"What do you never leave at home?" Ask anyone who has experienced anaphylaxis this question, and you'll likely get the same answer. Every. Single. Time. What do you never leave at home? Your epi-pen.
The most frightening thing about anaphylaxis is that it is unpredictable. This is probably one of the most difficult things about having food allergies. You just never know! Your allergic reactions might be mild, with no more than just a couple of hives, and then suddenly, your next reaction might be anaphylactic shock. I don't want to frighten fellow food allergy friends, but I just want to emphasize one thing: epinephrine can literally save your life. Your epi-pen can be the difference between life and death, and it's really no joke.
I actually speak from experience. All my allergic reactions were very mild, with just a few hives and rashes. But I joined the anaphylaxis ranks one fateful day in preschool when I was accidentally given a peanut butter cracker. I bit into it but didn't like it, so I threw it away. But that one bite was enough. I started to show classic signs of anaphylaxis. My preschool director thankfully recognized the signs and administered the epi-pen before I was taken by ambulance to the emergency room. There, I was given even more epinephrine to help stop anaphylaxis in its tracks. It worked, and it transformed my family's understanding of food allergies forever. We finally saw the terrors of the unpredictability of allergic reactions, and we also experienced that sheer relief that we have in our possession, a true lifesaver.
Why is epinephrine so successful? Basically, epinephrine stops anaphylaxis in its tracks. Epinephrine has multiple functions. Epinephrine helps increase blood flow. It also helps to destress muscles in your airways so that breathing may return to normal.
Important: Epinephrine is the first-line treatment for anaphylaxis. So many people use antihistamines, such as Benadryl, as the first-line treatment, with a "wait and see" approach. Antihistamines do NOT treat cardiovascular and respiratory manifestations. Why do some people die from anaphylaxis?

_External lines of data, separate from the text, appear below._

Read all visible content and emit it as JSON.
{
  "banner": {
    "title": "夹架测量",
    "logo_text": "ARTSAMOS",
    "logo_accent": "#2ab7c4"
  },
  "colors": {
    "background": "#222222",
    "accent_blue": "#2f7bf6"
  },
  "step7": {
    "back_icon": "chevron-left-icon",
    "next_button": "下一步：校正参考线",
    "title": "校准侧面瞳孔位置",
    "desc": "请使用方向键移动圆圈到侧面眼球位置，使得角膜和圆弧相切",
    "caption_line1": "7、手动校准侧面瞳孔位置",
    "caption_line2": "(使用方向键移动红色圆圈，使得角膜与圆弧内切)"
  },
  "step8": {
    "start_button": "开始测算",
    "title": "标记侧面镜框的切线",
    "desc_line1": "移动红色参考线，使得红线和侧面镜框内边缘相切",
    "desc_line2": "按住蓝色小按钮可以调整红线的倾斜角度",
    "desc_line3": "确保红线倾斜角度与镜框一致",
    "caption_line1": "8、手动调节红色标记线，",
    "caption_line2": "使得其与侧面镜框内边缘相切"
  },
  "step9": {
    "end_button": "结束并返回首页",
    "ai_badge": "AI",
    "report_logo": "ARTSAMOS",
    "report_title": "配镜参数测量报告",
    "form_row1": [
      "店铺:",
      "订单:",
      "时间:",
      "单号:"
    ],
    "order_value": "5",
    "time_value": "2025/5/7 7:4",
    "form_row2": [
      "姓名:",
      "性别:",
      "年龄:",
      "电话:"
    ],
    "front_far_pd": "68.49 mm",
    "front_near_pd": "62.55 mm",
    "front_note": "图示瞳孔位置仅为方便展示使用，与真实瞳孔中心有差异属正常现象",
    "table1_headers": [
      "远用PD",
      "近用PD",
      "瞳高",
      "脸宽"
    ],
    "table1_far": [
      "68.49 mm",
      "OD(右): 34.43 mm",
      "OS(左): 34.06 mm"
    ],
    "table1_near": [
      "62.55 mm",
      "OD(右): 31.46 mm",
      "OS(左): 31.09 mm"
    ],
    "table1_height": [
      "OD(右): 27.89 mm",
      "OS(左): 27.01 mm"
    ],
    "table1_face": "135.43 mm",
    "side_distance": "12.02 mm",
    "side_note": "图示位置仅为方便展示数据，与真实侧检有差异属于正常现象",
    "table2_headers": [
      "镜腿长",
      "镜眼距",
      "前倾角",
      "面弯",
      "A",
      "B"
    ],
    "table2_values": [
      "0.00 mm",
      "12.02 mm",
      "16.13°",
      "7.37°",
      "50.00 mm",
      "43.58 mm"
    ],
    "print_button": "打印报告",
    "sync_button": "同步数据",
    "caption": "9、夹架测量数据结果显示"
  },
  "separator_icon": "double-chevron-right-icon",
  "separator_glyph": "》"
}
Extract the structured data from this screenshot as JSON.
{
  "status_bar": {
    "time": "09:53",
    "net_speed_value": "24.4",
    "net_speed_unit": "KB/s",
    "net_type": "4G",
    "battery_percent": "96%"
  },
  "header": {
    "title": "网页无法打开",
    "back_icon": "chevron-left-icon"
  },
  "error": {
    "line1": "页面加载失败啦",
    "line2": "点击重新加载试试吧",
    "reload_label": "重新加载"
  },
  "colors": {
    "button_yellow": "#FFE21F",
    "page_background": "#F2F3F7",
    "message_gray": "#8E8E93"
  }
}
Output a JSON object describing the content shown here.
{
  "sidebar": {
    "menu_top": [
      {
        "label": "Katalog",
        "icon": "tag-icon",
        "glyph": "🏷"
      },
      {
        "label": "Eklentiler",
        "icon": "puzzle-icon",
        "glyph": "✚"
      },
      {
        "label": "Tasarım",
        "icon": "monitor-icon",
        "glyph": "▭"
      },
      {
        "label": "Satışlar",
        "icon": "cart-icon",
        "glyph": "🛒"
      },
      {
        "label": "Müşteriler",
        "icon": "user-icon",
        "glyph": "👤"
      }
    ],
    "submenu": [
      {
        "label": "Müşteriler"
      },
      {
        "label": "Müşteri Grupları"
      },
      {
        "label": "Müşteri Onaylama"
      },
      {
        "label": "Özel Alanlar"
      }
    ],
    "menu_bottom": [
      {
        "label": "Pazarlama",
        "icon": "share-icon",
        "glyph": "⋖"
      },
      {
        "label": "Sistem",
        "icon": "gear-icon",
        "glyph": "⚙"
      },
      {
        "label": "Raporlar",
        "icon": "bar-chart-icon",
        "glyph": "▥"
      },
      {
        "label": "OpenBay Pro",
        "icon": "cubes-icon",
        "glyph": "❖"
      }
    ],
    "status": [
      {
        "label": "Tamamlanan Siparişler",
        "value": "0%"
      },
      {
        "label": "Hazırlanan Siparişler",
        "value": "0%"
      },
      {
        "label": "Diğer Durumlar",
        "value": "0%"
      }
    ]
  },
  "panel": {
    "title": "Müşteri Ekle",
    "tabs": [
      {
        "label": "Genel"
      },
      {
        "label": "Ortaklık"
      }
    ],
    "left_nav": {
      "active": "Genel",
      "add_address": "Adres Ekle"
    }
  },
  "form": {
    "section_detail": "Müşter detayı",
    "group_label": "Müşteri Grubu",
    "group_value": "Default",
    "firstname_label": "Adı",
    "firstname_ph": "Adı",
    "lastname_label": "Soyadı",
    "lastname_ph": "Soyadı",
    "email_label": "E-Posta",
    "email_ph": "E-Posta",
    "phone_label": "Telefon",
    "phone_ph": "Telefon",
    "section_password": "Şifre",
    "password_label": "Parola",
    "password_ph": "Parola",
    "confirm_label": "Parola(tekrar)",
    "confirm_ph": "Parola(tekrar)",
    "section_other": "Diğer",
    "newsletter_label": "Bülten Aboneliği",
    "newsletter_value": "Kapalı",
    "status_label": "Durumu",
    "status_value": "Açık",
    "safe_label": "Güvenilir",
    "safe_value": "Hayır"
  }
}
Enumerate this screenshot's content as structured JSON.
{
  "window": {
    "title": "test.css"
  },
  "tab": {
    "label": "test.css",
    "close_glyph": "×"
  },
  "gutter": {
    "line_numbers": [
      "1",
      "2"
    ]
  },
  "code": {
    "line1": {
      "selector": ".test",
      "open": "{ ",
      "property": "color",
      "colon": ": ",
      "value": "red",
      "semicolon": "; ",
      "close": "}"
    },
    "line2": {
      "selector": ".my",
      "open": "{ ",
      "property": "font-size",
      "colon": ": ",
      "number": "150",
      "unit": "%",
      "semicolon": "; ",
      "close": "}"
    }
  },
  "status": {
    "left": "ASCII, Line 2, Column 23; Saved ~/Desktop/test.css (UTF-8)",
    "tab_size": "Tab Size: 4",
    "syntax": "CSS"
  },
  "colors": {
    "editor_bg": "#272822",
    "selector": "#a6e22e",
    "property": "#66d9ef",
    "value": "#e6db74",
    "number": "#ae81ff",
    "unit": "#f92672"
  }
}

Often because they did not receive epinephrine in time!
So what should you do? Here are some tips and advice if you are prescribed an epi-pen:
Keep your epi-pen ON YOUR BODY at all times. I have a little pouch that can be clipped to my pants, or I carry it in my backpack. That means not leaving the meds in the car.
Keep your epi-pen cool at room temperature. Again, no leaving it in the car! (15-30 degrees C or 59-86 degrees F)
If you're going out with friends, let them know the signs of anaphylaxis. Let them also know that you have your epi-pen on you.
Review how to administer the epi-pen on yourself. My family and I practice with expired epi-pens on oranges. This is a great way to keep up the practice annually!
So what should you never leave at home? Even if you've never experienced anaphylaxis but have food allergies, I hope you're now convinced! Always carry your epi-pen on your body, so it's nearby and handy. The epinephrine injector can be the difference between life and death for us food allergy friends. So don't leave home without it!